[Data about app and page elements]
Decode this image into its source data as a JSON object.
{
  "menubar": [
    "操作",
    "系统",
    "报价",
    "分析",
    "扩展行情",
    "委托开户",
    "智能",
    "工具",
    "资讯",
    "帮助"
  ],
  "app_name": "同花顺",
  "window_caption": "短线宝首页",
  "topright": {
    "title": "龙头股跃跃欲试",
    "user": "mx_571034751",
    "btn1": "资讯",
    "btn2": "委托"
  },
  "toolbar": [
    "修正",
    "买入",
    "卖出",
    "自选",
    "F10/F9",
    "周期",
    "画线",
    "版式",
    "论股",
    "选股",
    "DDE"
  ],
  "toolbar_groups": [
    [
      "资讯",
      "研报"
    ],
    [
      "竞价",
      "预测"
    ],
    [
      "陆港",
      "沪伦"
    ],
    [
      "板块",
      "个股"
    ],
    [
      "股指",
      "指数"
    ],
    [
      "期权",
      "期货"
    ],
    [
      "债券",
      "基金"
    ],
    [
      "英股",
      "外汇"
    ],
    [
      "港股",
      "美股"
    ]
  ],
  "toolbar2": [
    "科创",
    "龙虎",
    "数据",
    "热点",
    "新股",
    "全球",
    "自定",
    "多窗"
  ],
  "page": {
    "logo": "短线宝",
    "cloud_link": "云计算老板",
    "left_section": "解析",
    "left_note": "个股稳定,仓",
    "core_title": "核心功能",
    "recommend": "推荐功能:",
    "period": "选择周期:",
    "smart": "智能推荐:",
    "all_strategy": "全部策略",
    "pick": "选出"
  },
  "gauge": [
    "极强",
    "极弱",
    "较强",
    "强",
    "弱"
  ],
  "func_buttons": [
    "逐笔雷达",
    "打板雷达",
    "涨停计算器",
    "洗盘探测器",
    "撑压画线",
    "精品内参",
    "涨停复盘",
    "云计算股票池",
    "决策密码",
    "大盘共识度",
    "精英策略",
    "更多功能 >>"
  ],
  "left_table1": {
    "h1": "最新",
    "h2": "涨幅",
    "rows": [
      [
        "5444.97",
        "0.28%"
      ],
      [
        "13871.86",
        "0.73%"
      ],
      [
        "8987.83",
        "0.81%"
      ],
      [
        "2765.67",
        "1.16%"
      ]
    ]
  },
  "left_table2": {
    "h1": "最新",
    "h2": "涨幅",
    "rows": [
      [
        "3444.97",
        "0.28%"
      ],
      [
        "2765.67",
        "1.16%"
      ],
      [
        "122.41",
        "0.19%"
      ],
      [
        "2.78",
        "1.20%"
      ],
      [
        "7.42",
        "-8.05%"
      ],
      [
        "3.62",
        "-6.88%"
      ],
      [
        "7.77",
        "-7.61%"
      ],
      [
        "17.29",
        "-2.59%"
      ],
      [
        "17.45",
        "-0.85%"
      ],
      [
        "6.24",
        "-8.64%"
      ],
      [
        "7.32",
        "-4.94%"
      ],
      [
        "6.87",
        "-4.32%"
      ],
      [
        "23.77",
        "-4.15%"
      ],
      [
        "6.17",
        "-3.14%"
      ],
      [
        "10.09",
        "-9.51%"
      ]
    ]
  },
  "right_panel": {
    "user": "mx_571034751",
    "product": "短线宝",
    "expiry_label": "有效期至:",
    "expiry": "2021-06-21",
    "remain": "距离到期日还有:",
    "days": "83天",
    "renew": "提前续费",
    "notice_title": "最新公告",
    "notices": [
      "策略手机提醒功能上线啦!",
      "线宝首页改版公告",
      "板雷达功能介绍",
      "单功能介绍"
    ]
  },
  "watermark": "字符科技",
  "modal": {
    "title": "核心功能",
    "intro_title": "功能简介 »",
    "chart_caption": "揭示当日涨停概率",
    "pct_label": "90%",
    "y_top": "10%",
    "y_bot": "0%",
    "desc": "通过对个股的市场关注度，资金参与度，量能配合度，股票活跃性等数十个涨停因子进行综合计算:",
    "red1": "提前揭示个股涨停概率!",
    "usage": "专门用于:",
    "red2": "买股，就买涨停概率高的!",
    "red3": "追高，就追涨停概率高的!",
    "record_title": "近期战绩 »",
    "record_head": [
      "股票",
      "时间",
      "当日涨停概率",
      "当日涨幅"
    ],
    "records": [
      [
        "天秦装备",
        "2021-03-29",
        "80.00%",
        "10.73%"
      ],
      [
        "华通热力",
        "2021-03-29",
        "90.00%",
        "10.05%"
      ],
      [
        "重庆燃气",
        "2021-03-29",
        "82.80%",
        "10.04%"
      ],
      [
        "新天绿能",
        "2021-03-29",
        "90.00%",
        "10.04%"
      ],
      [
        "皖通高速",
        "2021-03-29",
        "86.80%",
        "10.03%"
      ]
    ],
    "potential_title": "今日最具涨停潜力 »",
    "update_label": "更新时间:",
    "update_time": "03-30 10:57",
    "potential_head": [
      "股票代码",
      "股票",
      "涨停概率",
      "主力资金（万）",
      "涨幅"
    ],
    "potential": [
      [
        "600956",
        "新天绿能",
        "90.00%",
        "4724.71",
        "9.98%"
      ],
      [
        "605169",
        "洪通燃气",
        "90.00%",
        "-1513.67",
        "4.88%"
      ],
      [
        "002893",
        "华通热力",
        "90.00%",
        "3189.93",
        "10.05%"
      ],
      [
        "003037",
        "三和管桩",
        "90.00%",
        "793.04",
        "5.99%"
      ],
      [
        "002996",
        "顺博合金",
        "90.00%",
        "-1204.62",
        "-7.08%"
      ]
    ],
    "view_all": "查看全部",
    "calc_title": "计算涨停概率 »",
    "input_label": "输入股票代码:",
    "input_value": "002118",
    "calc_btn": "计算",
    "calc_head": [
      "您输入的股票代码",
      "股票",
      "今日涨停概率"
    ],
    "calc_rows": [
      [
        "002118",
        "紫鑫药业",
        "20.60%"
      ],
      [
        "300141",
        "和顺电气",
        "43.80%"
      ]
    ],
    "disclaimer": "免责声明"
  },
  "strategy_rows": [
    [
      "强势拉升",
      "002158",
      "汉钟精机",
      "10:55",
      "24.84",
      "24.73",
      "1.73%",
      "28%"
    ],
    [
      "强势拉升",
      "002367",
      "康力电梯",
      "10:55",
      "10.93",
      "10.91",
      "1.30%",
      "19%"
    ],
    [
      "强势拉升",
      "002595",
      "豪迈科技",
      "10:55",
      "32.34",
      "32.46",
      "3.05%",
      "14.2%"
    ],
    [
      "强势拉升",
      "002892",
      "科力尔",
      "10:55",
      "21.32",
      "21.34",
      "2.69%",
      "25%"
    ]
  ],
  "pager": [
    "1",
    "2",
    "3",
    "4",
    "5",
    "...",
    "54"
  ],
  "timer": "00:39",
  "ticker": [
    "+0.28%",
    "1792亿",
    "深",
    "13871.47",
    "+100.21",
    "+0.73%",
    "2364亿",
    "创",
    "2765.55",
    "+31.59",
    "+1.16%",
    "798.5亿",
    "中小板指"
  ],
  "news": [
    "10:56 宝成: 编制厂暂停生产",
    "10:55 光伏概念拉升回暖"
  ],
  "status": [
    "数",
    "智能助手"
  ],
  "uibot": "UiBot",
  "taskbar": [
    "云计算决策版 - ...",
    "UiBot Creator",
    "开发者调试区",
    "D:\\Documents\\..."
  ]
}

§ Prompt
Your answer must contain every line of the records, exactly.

§ Task solution
Decode this image into its source data as a JSON object.
{
  "menubar": [
    "操作",
    "系统",
    "报价",
    "分析",
    "扩展行情",
    "委托开户",
    "智能",
    "工具",
    "资讯",
    "帮助"
  ],
  "app_name": "同花顺",
  "window_caption": "短线宝首页",
  "topright": {
    "title": "龙头股跃跃欲试",
    "user": "mx_571034751",
    "btn1": "资讯",
    "btn2": "委托"
  },
  "toolbar": [
    "修正",
    "买入",
    "卖出",
    "自选",
    "F10/F9",
    "周期",
    "画线",
    "版式",
    "论股",
    "选股",
    "DDE"
  ],
  "toolbar_groups": [
    [
      "资讯",
      "研报"
    ],
    [
      "竞价",
      "预测"
    ],
    [
      "陆港",
      "沪伦"
    ],
    [
      "板块",
      "个股"
    ],
    [
      "股指",
      "指数"
    ],
    [
      "期权",
      "期货"
    ],
    [
      "债券",
      "基金"
    ],
    [
      "英股",
      "外汇"
    ],
    [
      "港股",
      "美股"
    ]
  ],
  "toolbar2": [
    "科创",
    "龙虎",
    "数据",
    "热点",
    "新股",
    "全球",
    "自定",
    "多窗"
  ],
  "page": {
    "logo": "短线宝",
    "cloud_link": "云计算老板",
    "left_section": "解析",
    "left_note": "个股稳定,仓",
    "core_title": "核心功能",
    "recommend": "推荐功能:",
    "period": "选择周期:",
    "smart": "智能推荐:",
    "all_strategy": "全部策略",
    "pick": "选出"
  },
  "gauge": [
    "极强",
    "极弱",
    "较强",
    "强",
    "弱"
  ],
  "func_buttons": [
    "逐笔雷达",
    "打板雷达",
    "涨停计算器",
    "洗盘探测器",
    "撑压画线",
    "精品内参",
    "涨停复盘",
    "云计算股票池",
    "决策密码",
    "大盘共识度",
    "精英策略",
    "更多功能 >>"
  ],
  "left_table1": {
    "h1": "最新",
    "h2": "涨幅",
    "rows": [
      [
        "5444.97",
        "0.28%"
      ],
      [
        "13871.86",
        "0.73%"
      ],
      [
        "8987.83",
        "0.81%"
      ],
      [
        "2765.67",
        "1.16%"
      ]
    ]
  },
  "left_table2": {
    "h1": "最新",
    "h2": "涨幅",
    "rows": [
      [
        "3444.97",
        "0.28%"
      ],
      [
        "2765.67",
        "1.16%"
      ],
      [
        "122.41",
        "0.19%"
      ],
      [
        "2.78",
        "1.20%"
      ],
      [
        "7.42",
        "-8.05%"
      ],
      [
        "3.62",
        "-6.88%"
      ],
      [
        "7.77",
        "-7.61%"
      ],
      [
        "17.29",
        "-2.59%"
      ],
      [
        "17.45",
        "-0.85%"
      ],
      [
        "6.24",
        "-8.64%"
      ],
      [
        "7.32",
        "-4.94%"
      ],
      [
        "6.87",
        "-4.32%"
      ],
      [
        "23.77",
        "-4.15%"
      ],
      [
        "6.17",
        "-3.14%"
      ],
      [
        "10.09",
        "-9.51%"
      ]
    ]
  },
  "right_panel": {
    "user": "mx_571034751",
    "product": "短线宝",
    "expiry_label": "有效期至:",
    "expiry": "2021-06-21",
    "remain": "距离到期日还有:",
    "days": "83天",
    "renew": "提前续费",
    "notice_title": "最新公告",
    "notices": [
      "策略手机提醒功能上线啦!",
      "线宝首页改版公告",
      "板雷达功能介绍",
      "单功能介绍"
    ]
  },
  "watermark": "字符科技",
  "modal": {
    "title": "核心功能",
    "intro_title": "功能简介 »",
    "chart_caption": "揭示当日涨停概率",
    "pct_label": "90%",
    "y_top": "10%",
    "y_bot": "0%",
    "desc": "通过对个股的市场关注度，资金参与度，量能配合度，股票活跃性等数十个涨停因子进行综合计算:",
    "red1": "提前揭示个股涨停概率!",
    "usage": "专门用于:",
    "red2": "买股，就买涨停概率高的!",
    "red3": "追高，就追涨停概率高的!",
    "record_title": "近期战绩 »",
    "record_head": [
      "股票",
      "时间",
      "当日涨停概率",
      "当日涨幅"
    ],
    "records": [
      [
        "天秦装备",
        "2021-03-29",
        "80.00%",
        "10.73%"
      ],
      [
        "华通热力",
        "2021-03-29",
        "90.00%",
        "10.05%"
      ],
      [
        "重庆燃气",
        "2021-03-29",
        "82.80%",
        "10.04%"
      ],
      [
        "新天绿能",
        "2021-03-29",
        "90.00%",
        "10.04%"
      ],
      [
        "皖通高速",
        "2021-03-29",
        "86.80%",
        "10.03%"
      ]
    ],
    "potential_title": "今日最具涨停潜力 »",
    "update_label": "更新时间:",
    "update_time": "03-30 10:57",
    "potential_head": [
      "股票代码",
      "股票",
      "涨停概率",
      "主力资金（万）",
      "涨幅"
    ],
    "potential": [
      [
        "600956",
        "新天绿能",
        "90.00%",
        "4724.71",
        "9.98%"
      ],
      [
        "605169",
        "洪通燃气",
        "90.00%",
        "-1513.67",
        "4.88%"
      ],
      [
        "002893",
        "华通热力",
        "90.00%",
        "3189.93",
        "10.05%"
      ],
      [
        "003037",
        "三和管桩",
        "90.00%",
        "793.04",
        "5.99%"
      ],
      [
        "002996",
        "顺博合金",
        "90.00%",
        "-1204.62",
        "-7.08%"
      ]
    ],
    "view_all": "查看全部",
    "calc_title": "计算涨停概率 »",
    "input_label": "输入股票代码:",
    "input_value": "002118",
    "calc_btn": "计算",
    "calc_head": [
      "您输入的股票代码",
      "股票",
      "今日涨停概率"
    ],
    "calc_rows": [
      [
        "002118",
        "紫鑫药业",
        "20.60%"
      ],
      [
        "300141",
        "和顺电气",
        "43.80%"
      ]
    ],
    "disclaimer": "免责声明"
  },
  "strategy_rows": [
    [
      "强势拉升",
      "002158",
      "汉钟精机",
      "10:55",
      "24.84",
      "24.73",
      "1.73%",
      "28%"
    ],
    [
      "强势拉升",
      "002367",
      "康力电梯",
      "10:55",
      "10.93",
      "10.91",
      "1.30%",
      "19%"
    ],
    [
      "强势拉升",
      "002595",
      "豪迈科技",
      "10:55",
      "32.34",
      "32.46",
      "3.05%",
      "14.2%"
    ],
    [
      "强势拉升",
      "002892",
      "科力尔",
      "10:55",
      "21.32",
      "21.34",
      "2.69%",
      "25%"
    ]
  ],
  "pager": [
    "1",
    "2",
    "3",
    "4",
    "5",
    "...",
    "54"
  ],
  "timer": "00:39",
  "ticker": [
    "+0.28%",
    "1792亿",
    "深",
    "13871.47",
    "+100.21",
    "+0.73%",
    "2364亿",
    "创",
    "2765.55",
    "+31.59",
    "+1.16%",
    "798.5亿",
    "中小板指"
  ],
  "news": [
    "10:56 宝成: 编制厂暂停生产",
    "10:55 光伏概念拉升回暖"
  ],
  "status": [
    "数",
    "智能助手"
  ],
  "uibot": "UiBot",
  "taskbar": [
    "云计算决策版 - ...",
    "UiBot Creator",
    "开发者调试区",
    "D:\\Documents\\..."
  ]
}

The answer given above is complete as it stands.